If you don't have an HDI that's been bundled with your CD image don't worry, we'll just have to use another HDI that has your CD-drive correctly setup. A popular image used for this solution is YAHDI. There's a lot of cool tools within this HDI, so read over the forum post if you're interested. While normally it takes a lot of preparation to get everything working right I've preconfigured and compiled a harddisk image for Neko Project 21/W which you can download here.
It can be overwhelming when deciding what games to start out with. Here’s 40 games I enjoyed that I think you might enjoy too. They're sorted by publisher since that's how they're sorted in the Neo Kobe Collection. Clicking on the title of a game will take you to a search result of all the screenshots PC-98 Bot has posted from that game, so you can see if it suits your vibe. If a game really clicks with you I recommend checking out that game's publishers other games too. If nothing on this list looks cool to you, it might turn out I have really bad taste in PC-98 games. If that’s the case you shouldn’t get mad at me, you should feel sad for me.
Asenheim has translated and ported over a bunch of PC-98 visual novels to browser. If all this emulation stuff overwhelms you and you just wanted to jump into some English PC-98 VN's right away, I recommend just going there. Heads up though -- most, if not all, of these VN's are NSFW.
Amazing teams like 46 OkuMen are doing great work building English patches for use on actual hardware and emulation. Only a small number of titles have been translated so far, but the list translated games is growing constantly. ROMhacking.net is the general hub for finding translation patches.
Universal Game Translator is a tool that uses Google’s Cloud Vision API to automatically translate and overlay text on your game as you play it. Setting everything up is a little complicated (you need a Google Vision API key) and the software is slightly unpolished, but if you've got the time and the passion the results are worth it.
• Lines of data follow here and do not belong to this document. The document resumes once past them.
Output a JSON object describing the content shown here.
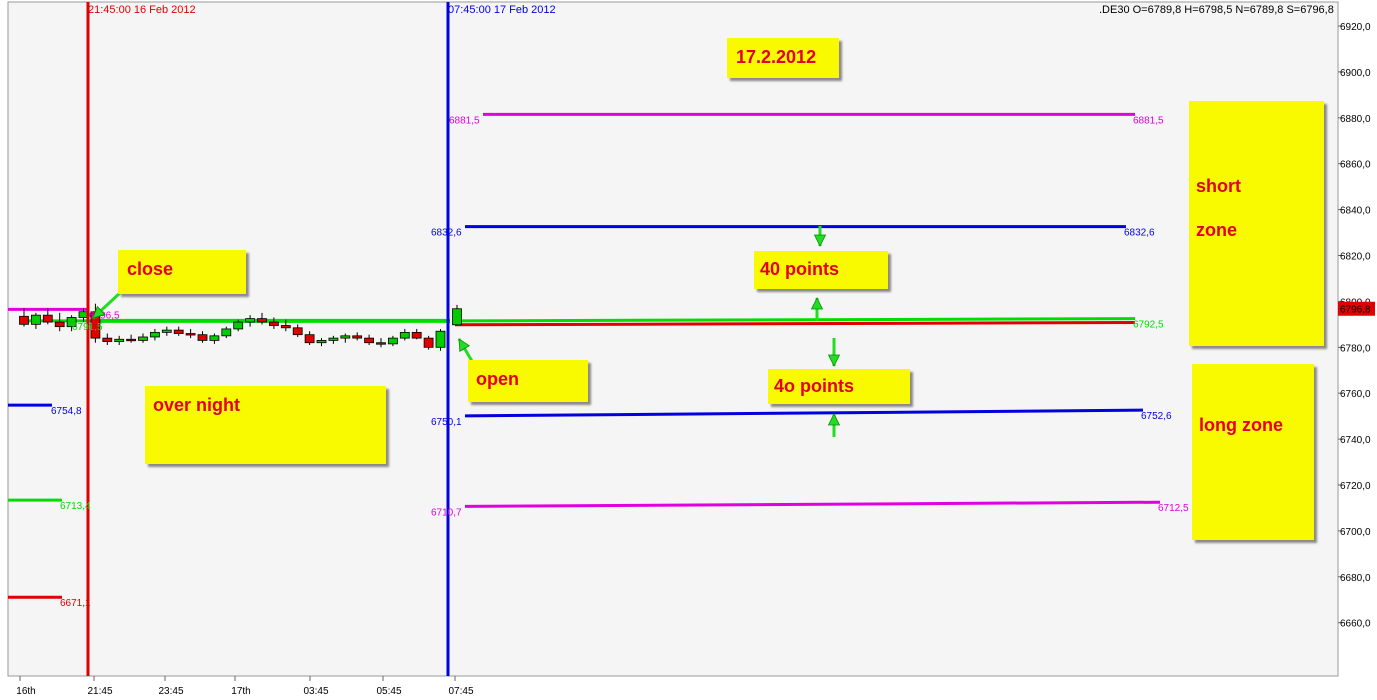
{
  "chart_data": {
    "type": "candlestick",
    "symbol_readout": ".DE30 O=6789,8 H=6798,5 N=6789,8 S=6796,8",
    "y_axis": {
      "ylim": [
        6638,
        6928
      ],
      "ticks": [
        "6920,0",
        "6900,0",
        "6880,0",
        "6860,0",
        "6840,0",
        "6820,0",
        "6800,0",
        "6780,0",
        "6760,0",
        "6740,0",
        "6720,0",
        "6700,0",
        "6680,0",
        "6660,0"
      ],
      "tick_values": [
        6920,
        6900,
        6880,
        6860,
        6840,
        6820,
        6800,
        6780,
        6760,
        6740,
        6720,
        6700,
        6680,
        6660
      ],
      "current_price_label": "6796,8",
      "current_price": 6796.8
    },
    "x_axis": {
      "ticks": [
        "16th",
        "21:45",
        "23:45",
        "17th",
        "03:45",
        "05:45",
        "07:45"
      ]
    },
    "vertical_markers": [
      {
        "label": "21:45:00 16 Feb 2012",
        "color": "#e00000"
      },
      {
        "label": "07:45:00 17 Feb 2012",
        "color": "#0000e0"
      }
    ],
    "levels_prev_day": [
      {
        "value": 6796.5,
        "label": "6796,5",
        "color": "#e000e0"
      },
      {
        "value": 6791.5,
        "label": "6791,5",
        "color": "#00dd00"
      },
      {
        "value": 6754.8,
        "label": "6754,8",
        "color": "#0000e0"
      },
      {
        "value": 6713.4,
        "label": "6713,4",
        "color": "#00dd00"
      },
      {
        "value": 6671.1,
        "label": "6671,1",
        "color": "#e00000"
      }
    ],
    "levels_today": [
      {
        "name": "magenta-upper",
        "start": 6881.5,
        "end": 6881.5,
        "start_label": "6881,5",
        "end_label": "6881,5",
        "color": "#e000e0"
      },
      {
        "name": "blue-upper",
        "start": 6832.6,
        "end": 6832.6,
        "start_label": "6832,6",
        "end_label": "6832,6",
        "color": "#0000e0"
      },
      {
        "name": "green-pivot",
        "start": 6791.5,
        "end": 6792.5,
        "start_label": "",
        "end_label": "6792,5",
        "color": "#00dd00"
      },
      {
        "name": "red-pivot",
        "start": 6789.8,
        "end": 6790.8,
        "start_label": "",
        "end_label": "",
        "color": "#e00000"
      },
      {
        "name": "blue-lower",
        "start": 6750.1,
        "end": 6752.6,
        "start_label": "6750,1",
        "end_label": "6752,6",
        "color": "#0000e0"
      },
      {
        "name": "magenta-lower",
        "start": 6710.7,
        "end": 6712.5,
        "start_label": "6710,7",
        "end_label": "6712,5",
        "color": "#e000e0"
      }
    ],
    "candles": [
      {
        "o": 6793.5,
        "h": 6797.0,
        "l": 6789.0,
        "c": 6790.0
      },
      {
        "o": 6790.0,
        "h": 6795.0,
        "l": 6788.0,
        "c": 6794.0
      },
      {
        "o": 6794.0,
        "h": 6797.0,
        "l": 6790.0,
        "c": 6791.0
      },
      {
        "o": 6791.0,
        "h": 6795.0,
        "l": 6787.0,
        "c": 6789.0
      },
      {
        "o": 6789.0,
        "h": 6794.0,
        "l": 6787.0,
        "c": 6793.0
      },
      {
        "o": 6793.0,
        "h": 6797.0,
        "l": 6791.0,
        "c": 6795.5
      },
      {
        "o": 6795.5,
        "h": 6799.0,
        "l": 6782.0,
        "c": 6784.0
      },
      {
        "o": 6784.0,
        "h": 6786.0,
        "l": 6781.0,
        "c": 6782.5
      },
      {
        "o": 6782.5,
        "h": 6785.0,
        "l": 6781.0,
        "c": 6783.5
      },
      {
        "o": 6783.5,
        "h": 6785.5,
        "l": 6782.0,
        "c": 6783.0
      },
      {
        "o": 6783.0,
        "h": 6786.0,
        "l": 6782.0,
        "c": 6784.5
      },
      {
        "o": 6784.5,
        "h": 6788.0,
        "l": 6783.0,
        "c": 6786.5
      },
      {
        "o": 6786.5,
        "h": 6789.0,
        "l": 6785.0,
        "c": 6787.5
      },
      {
        "o": 6787.5,
        "h": 6789.0,
        "l": 6785.0,
        "c": 6786.0
      },
      {
        "o": 6786.0,
        "h": 6788.0,
        "l": 6784.0,
        "c": 6785.5
      },
      {
        "o": 6785.5,
        "h": 6787.0,
        "l": 6782.0,
        "c": 6783.0
      },
      {
        "o": 6783.0,
        "h": 6786.0,
        "l": 6781.5,
        "c": 6785.0
      },
      {
        "o": 6785.0,
        "h": 6789.0,
        "l": 6784.0,
        "c": 6788.0
      },
      {
        "o": 6788.0,
        "h": 6792.0,
        "l": 6787.0,
        "c": 6791.0
      },
      {
        "o": 6791.0,
        "h": 6794.0,
        "l": 6789.0,
        "c": 6792.5
      },
      {
        "o": 6792.5,
        "h": 6795.0,
        "l": 6790.0,
        "c": 6791.0
      },
      {
        "o": 6791.0,
        "h": 6793.0,
        "l": 6788.0,
        "c": 6789.5
      },
      {
        "o": 6789.5,
        "h": 6792.0,
        "l": 6787.0,
        "c": 6788.5
      },
      {
        "o": 6788.5,
        "h": 6790.0,
        "l": 6784.5,
        "c": 6785.5
      },
      {
        "o": 6785.5,
        "h": 6787.0,
        "l": 6781.0,
        "c": 6782.0
      },
      {
        "o": 6782.0,
        "h": 6784.0,
        "l": 6780.5,
        "c": 6783.0
      },
      {
        "o": 6783.0,
        "h": 6785.0,
        "l": 6781.5,
        "c": 6784.0
      },
      {
        "o": 6784.0,
        "h": 6786.0,
        "l": 6782.0,
        "c": 6785.0
      },
      {
        "o": 6785.0,
        "h": 6786.5,
        "l": 6783.0,
        "c": 6784.0
      },
      {
        "o": 6784.0,
        "h": 6785.5,
        "l": 6781.0,
        "c": 6782.0
      },
      {
        "o": 6782.0,
        "h": 6784.0,
        "l": 6780.0,
        "c": 6781.5
      },
      {
        "o": 6781.5,
        "h": 6785.0,
        "l": 6780.5,
        "c": 6784.0
      },
      {
        "o": 6784.0,
        "h": 6788.0,
        "l": 6783.0,
        "c": 6786.5
      },
      {
        "o": 6786.5,
        "h": 6788.0,
        "l": 6783.5,
        "c": 6784.0
      },
      {
        "o": 6784.0,
        "h": 6785.0,
        "l": 6779.0,
        "c": 6780.0
      },
      {
        "o": 6780.0,
        "h": 6788.0,
        "l": 6778.5,
        "c": 6787.0
      },
      {
        "o": 6789.8,
        "h": 6798.5,
        "l": 6789.8,
        "c": 6796.8
      }
    ],
    "candle_colors": {
      "up": "#00cc00",
      "down": "#e00000"
    },
    "grid": false,
    "annotations": [
      {
        "key": "date",
        "text": "17.2.2012"
      },
      {
        "key": "close",
        "text": "close"
      },
      {
        "key": "open",
        "text": "open"
      },
      {
        "key": "over_night",
        "text": "over night"
      },
      {
        "key": "points_upper",
        "text": "40 points"
      },
      {
        "key": "points_lower",
        "text": "4o points"
      },
      {
        "key": "short_zone_1",
        "text": "short"
      },
      {
        "key": "short_zone_2",
        "text": "zone"
      },
      {
        "key": "long_zone",
        "text": "long   zone"
      }
    ]
  },
  "notes": {
    "date": "17.2.2012",
    "close": "close",
    "open": "open",
    "over_night": "over night",
    "points_upper": "40 points",
    "points_lower": "4o points",
    "short_line1": "short",
    "short_line2": "zone",
    "long_zone": "long   zone"
  },
  "colors": {
    "background": "#ffffff",
    "plot_background": "#f5f5f5",
    "note_fill": "#f9f900",
    "note_text": "#e4002b",
    "arrow": "#22dd22"
  }
}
Usually I just use the Google Translate App’s camera translation feature to translate games on the fly. This isn't a bad option for games where menus are consistent and dialog is minimal. Just aim your camera at the screen and try to figure out what Google Translate is trying to tell you.This setup is far from ideal, but if you’re really jonesing to play a specific untranslated title, don’t know Japanese, and don’t want to install even more unnecessary software to your computer this is your best bet.
PC-98 games are well known for their gorgeous pixel art, so it makes sense that you might want to skip the gameplay and just look at the art. Unfortunately this is harder than it sounds. PC-98 games use proprietary image extensions exclusive to certain developers, and sometimes even exclusive to specific games. Because of how niche these file types are, modern support for working with them is relatively non-existent. You do have a few options though, and hopefully one of them works!
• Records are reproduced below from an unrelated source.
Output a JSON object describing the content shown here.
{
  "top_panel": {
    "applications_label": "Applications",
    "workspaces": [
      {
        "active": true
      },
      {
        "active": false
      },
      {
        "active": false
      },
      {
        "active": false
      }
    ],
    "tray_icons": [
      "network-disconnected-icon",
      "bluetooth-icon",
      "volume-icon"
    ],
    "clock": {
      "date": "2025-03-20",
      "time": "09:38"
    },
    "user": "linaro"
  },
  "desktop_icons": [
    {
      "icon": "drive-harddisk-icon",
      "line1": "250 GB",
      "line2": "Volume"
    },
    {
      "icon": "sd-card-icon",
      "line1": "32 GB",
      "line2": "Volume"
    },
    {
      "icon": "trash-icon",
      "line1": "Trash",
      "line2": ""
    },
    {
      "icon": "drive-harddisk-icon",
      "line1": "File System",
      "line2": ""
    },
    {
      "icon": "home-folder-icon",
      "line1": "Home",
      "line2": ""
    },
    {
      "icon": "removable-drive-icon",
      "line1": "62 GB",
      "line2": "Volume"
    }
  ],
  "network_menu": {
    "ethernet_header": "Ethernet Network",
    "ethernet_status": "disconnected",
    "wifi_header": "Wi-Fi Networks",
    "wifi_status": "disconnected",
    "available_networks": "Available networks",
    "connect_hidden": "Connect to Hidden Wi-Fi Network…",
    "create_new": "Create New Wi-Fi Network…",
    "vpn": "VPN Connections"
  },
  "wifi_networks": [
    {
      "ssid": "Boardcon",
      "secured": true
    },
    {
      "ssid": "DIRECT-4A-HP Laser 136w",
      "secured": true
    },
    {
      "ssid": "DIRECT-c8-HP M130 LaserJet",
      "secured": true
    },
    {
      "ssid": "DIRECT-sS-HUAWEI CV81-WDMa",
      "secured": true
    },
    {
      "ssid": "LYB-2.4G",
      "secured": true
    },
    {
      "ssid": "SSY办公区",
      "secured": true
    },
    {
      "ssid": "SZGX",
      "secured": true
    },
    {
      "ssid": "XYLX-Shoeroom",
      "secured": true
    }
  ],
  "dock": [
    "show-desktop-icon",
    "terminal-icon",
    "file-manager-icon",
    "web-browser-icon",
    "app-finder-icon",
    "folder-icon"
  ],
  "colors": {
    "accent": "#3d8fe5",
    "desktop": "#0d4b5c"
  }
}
MLD is a useful program used for managing image files within DOS. Once you find out what image extension you’re working with, check this translated version of the MLD manual to see if MLD is compatible with your file. Just ctrl+f and search the document for the extension you’re looking for.
Susie is an old Japanese image viewer for Windows useful for its plugin support. A lot of the times you’re able to find plugins for even the weird file types used in PC-98 games.
If neither of these options work, that’s normal. I recommend trying the spriters resource forums or the PC-98 Discord channel to see if anyone else has been able to find a solution for your filetype, however know there’s a large chance it hasn’t quite been cracked yet.
This guide is by no means meant to be comprehensive. If you have questions not covered in the guide I recommend checking out these resources: